This was one of several activities kids enjoyed thanks to a visit by scientists and science communicators from The University of Western Australia, the International Centre for Radio Astronomy Research (ICRAR), Aspire UWA, SPICE and Scitech.
Over 12 days, students in Carnamah, Morawa, Meekatharra, Mt Magnet, Pia Wadjarri, Kalbarri and Jurien were treated to a smorgasbord of celestial delights as part of UWA’s Centenary celebrations.
During the days, school students and teachers looked at the Sun through specially designed telescopes. They also built radio telescopes and found out how to calculate the weight of a galaxy.
At night, communities came together to reconnect with their own brilliant night sky by taking a closer look at the stars, galaxies, nebulae and planets above.

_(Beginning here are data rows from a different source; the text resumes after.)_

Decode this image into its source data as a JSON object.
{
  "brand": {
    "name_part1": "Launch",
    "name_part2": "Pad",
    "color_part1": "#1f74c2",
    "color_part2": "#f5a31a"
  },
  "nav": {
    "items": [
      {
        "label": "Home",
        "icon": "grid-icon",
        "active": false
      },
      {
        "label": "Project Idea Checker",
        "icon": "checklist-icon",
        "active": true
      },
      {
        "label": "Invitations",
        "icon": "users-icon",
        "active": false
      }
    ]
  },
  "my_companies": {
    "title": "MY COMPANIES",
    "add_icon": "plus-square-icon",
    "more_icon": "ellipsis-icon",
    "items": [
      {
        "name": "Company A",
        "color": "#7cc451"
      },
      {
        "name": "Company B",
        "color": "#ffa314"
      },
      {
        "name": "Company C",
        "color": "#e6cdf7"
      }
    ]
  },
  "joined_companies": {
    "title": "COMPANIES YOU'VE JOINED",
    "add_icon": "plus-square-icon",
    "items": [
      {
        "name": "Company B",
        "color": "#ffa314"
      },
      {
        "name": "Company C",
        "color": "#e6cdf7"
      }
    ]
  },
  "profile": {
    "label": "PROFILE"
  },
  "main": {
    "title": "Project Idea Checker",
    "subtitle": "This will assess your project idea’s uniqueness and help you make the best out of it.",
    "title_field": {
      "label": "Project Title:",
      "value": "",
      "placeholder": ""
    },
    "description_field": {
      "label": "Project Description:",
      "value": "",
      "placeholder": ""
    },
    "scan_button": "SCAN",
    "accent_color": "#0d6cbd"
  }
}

In Mt Magnet, a special ‘Astrofest’ was the biggest event of the trip. With an inflatable planetarium, glow in the dark water rockets, an astrophotography exhibition featuring work of WA photographers and science shows and talks, it was very popular.
One of the organisers, Pete Wheeler, ICRAR’s Manager of Outreach, said it was a great tour.
“We’ve seen some amazing places and met some amazing people along the way. We leave behind people who know more about their night skies and the radio astronomy happening right on their doorstep,” Mr Wheeler said.
“Maybe one of the students we worked with will go on to study science and make an important discovery. We couldn’t have done it without the help of the schools and communities, and we hope to be back in the near future for a follow-up.”
The astronomy roadshow was a way for UWA to thank the West Australian community. This initiative – and others like it – are a way for the University to ‘give back’ in return for the 100 years of community support the University has enjoyed.
The Mid West is becoming a global hub of astronomy and related research, with several new radio telescopes coming online in the Murchison and the announcement early last year that part of the Square Kilometre Array (SKA), the biggest telescope in the world, will be built in the radio-quiet region.
The SKA, due for completion in 2025, will use a network of millions of antennas to gather radio signals from the oldest and most distant objects in the Universe. The telescope will allow scientists to better understand how stars and galaxies formed billions of years ago and may even reveal other life in the Universe.
More information on the Aspire to Astronomy Tour.